=== Exercise materials ===
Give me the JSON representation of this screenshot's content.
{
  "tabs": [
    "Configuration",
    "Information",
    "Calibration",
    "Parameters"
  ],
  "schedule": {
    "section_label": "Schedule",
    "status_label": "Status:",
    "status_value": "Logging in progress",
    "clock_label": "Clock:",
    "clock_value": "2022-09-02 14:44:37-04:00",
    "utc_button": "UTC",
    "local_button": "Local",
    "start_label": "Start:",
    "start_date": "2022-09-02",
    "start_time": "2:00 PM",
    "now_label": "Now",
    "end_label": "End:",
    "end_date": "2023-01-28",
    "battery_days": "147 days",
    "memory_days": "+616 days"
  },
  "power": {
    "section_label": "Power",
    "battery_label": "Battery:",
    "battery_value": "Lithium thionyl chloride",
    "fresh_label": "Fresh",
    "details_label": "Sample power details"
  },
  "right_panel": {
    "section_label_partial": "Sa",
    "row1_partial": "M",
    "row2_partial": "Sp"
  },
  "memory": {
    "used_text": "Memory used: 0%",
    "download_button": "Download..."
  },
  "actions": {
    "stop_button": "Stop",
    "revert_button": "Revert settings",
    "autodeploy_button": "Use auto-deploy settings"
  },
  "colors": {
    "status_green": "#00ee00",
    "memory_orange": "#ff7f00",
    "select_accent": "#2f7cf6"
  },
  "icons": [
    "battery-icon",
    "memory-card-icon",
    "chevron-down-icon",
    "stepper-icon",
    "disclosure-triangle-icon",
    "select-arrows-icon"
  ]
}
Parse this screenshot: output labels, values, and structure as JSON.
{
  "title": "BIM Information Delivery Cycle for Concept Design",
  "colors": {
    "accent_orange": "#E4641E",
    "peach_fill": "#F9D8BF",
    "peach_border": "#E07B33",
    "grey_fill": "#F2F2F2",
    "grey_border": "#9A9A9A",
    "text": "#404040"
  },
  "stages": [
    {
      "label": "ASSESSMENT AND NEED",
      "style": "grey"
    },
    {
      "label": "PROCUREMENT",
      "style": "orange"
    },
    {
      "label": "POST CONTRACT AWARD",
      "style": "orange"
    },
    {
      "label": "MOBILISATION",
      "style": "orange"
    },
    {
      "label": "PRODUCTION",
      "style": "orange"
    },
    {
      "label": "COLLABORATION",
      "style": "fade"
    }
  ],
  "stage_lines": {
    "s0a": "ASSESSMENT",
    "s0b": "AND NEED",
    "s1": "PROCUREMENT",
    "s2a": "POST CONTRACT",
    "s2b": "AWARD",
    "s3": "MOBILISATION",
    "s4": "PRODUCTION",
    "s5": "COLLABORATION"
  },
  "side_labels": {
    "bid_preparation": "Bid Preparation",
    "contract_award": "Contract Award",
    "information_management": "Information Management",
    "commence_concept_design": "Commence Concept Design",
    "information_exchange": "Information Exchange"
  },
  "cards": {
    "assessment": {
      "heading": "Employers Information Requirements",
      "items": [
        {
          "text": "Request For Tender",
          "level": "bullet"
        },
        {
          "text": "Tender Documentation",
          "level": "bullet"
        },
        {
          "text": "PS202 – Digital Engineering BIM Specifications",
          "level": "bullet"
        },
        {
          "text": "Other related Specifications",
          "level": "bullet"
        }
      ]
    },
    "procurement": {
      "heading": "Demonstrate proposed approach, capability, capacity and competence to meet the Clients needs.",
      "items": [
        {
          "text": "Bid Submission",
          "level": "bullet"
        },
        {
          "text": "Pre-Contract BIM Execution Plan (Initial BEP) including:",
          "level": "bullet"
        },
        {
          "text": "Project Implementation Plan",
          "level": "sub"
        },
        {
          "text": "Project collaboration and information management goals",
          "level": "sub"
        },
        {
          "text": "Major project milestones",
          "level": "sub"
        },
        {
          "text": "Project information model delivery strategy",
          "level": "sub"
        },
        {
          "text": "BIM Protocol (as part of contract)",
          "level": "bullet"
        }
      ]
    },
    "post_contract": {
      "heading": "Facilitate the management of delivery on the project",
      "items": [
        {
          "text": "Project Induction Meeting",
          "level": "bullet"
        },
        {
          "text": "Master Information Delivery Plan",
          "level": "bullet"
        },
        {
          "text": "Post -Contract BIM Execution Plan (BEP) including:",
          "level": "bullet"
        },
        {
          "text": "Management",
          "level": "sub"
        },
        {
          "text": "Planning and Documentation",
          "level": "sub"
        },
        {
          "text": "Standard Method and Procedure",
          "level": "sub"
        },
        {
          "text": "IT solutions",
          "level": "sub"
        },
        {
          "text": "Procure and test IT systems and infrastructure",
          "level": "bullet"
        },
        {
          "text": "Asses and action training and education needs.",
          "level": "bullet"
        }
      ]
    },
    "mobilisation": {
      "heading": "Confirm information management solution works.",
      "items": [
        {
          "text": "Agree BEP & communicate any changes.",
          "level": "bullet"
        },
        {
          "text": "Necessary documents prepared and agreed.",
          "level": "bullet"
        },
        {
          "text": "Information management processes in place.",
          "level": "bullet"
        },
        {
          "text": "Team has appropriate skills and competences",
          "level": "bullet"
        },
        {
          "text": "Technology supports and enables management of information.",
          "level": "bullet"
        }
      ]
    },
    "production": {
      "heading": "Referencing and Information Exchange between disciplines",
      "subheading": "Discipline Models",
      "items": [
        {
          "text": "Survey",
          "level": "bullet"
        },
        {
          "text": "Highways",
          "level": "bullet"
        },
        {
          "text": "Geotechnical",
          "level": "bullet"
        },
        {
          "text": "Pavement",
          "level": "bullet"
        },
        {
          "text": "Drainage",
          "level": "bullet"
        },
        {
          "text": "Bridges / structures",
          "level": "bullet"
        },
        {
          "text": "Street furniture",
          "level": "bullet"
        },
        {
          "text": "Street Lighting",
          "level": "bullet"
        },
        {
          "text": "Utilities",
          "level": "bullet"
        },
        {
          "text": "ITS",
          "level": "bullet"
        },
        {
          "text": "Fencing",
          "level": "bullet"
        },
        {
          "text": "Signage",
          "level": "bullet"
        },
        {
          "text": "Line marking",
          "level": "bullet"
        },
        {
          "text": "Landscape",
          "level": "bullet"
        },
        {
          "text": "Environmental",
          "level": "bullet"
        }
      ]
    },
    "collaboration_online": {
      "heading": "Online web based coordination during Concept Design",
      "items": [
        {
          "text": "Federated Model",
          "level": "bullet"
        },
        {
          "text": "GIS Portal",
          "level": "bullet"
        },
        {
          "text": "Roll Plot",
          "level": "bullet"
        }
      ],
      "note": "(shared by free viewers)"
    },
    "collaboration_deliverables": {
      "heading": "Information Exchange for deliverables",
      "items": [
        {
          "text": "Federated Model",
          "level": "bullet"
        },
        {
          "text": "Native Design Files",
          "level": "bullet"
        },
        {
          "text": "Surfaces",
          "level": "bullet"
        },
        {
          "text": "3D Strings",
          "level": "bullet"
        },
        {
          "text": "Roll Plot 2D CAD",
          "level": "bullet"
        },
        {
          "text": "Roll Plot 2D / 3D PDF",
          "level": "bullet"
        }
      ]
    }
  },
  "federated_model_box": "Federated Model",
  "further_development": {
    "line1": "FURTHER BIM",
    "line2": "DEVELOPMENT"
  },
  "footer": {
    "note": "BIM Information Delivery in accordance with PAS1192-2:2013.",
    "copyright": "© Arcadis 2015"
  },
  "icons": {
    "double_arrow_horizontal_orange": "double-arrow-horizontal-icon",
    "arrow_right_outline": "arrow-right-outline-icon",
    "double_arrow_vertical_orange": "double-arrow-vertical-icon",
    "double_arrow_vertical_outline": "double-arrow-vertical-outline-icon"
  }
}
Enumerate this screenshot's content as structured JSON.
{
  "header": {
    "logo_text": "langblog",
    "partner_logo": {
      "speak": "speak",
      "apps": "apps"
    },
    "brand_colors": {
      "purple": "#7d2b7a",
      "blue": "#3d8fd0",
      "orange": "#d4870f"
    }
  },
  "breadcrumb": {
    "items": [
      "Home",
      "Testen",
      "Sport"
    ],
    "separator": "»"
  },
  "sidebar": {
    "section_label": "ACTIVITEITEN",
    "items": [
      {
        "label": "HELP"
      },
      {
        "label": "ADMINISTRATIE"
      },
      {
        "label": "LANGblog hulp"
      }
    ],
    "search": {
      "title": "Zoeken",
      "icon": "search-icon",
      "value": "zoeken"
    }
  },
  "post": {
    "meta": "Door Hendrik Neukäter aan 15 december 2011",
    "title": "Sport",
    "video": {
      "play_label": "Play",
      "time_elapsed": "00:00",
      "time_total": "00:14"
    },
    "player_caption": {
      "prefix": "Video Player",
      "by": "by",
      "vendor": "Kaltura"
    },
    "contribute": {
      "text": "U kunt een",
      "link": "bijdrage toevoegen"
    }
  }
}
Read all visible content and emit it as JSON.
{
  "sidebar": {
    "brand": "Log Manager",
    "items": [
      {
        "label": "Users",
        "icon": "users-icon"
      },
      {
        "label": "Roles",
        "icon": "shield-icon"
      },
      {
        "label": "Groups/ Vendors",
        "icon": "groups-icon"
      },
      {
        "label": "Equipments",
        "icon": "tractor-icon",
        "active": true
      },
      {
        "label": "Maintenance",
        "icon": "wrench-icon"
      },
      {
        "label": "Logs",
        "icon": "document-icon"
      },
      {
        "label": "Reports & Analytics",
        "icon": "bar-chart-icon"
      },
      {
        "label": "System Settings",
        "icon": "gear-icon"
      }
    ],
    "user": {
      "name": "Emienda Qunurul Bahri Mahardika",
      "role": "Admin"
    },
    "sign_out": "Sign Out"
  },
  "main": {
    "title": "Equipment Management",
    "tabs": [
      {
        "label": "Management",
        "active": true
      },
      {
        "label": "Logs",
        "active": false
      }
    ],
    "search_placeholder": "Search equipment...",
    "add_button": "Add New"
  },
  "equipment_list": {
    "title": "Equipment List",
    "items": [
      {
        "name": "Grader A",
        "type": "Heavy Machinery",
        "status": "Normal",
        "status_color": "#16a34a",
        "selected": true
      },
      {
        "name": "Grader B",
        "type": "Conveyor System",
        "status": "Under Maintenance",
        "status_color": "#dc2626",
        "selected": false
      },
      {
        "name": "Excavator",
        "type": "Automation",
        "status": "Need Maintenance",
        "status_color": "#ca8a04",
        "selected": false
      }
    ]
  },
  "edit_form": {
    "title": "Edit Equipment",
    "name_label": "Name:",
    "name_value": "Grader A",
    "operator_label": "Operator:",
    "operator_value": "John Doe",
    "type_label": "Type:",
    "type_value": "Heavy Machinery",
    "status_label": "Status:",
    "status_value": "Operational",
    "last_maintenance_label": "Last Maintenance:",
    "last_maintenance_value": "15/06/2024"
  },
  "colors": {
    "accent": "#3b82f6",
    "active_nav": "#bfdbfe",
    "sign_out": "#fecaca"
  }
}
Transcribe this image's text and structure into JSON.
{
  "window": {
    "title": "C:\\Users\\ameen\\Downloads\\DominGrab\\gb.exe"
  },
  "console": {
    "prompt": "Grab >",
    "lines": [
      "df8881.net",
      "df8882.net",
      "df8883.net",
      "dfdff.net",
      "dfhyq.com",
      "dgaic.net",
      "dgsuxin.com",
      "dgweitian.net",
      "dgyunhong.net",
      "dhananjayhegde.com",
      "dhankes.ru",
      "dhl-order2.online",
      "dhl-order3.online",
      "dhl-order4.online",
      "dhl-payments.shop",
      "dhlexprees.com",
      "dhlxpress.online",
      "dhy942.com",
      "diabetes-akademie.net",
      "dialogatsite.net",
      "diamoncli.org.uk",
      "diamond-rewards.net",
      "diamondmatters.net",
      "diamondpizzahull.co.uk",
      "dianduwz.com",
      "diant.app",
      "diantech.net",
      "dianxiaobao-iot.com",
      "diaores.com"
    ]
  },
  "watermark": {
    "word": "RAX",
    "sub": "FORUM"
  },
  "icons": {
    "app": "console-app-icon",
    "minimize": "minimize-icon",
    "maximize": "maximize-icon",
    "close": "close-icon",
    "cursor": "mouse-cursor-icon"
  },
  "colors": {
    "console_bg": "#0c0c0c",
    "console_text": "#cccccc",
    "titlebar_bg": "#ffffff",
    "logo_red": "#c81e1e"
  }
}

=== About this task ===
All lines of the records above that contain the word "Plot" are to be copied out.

=== Exercise answer ===
          "text": "Roll Plot",
          "text": "Roll Plot 2D CAD",
          "text": "Roll Plot 2D / 3D PDF",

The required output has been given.